* [Task]
Could you print every record exactly as it stands?

—————

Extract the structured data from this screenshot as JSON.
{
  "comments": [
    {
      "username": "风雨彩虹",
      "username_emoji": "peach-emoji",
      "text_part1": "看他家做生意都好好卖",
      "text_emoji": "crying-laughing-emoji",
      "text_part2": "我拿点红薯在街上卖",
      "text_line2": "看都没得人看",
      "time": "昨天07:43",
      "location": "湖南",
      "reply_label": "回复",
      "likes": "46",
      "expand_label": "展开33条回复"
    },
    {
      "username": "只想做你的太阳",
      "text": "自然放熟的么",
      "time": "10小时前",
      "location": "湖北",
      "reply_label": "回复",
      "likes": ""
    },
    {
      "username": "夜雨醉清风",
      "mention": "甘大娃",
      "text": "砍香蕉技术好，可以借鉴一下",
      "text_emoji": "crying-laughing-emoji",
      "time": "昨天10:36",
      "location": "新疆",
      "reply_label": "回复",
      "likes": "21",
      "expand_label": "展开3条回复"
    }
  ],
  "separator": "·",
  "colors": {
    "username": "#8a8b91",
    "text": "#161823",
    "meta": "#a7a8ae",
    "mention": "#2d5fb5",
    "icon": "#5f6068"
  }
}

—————

* [Result of the task]
Extract the structured data from this screenshot as JSON.
{
  "comments": [
    {
      "username": "风雨彩虹",
      "username_emoji": "peach-emoji",
      "text_part1": "看他家做生意都好好卖",
      "text_emoji": "crying-laughing-emoji",
      "text_part2": "我拿点红薯在街上卖",
      "text_line2": "看都没得人看",
      "time": "昨天07:43",
      "location": "湖南",
      "reply_label": "回复",
      "likes": "46",
      "expand_label": "展开33条回复"
    },
    {
      "username": "只想做你的太阳",
      "text": "自然放熟的么",
      "time": "10小时前",
      "location": "湖北",
      "reply_label": "回复",
      "likes": ""
    },
    {
      "username": "夜雨醉清风",
      "mention": "甘大娃",
      "text": "砍香蕉技术好，可以借鉴一下",
      "text_emoji": "crying-laughing-emoji",
      "time": "昨天10:36",
      "location": "新疆",
      "reply_label": "回复",
      "likes": "21",
      "expand_label": "展开3条回复"
    }
  ],
  "separator": "·",
  "colors": {
    "username": "#8a8b91",
    "text": "#161823",
    "meta": "#a7a8ae",
    "mention": "#2d5fb5",
    "icon": "#5f6068"
  }
}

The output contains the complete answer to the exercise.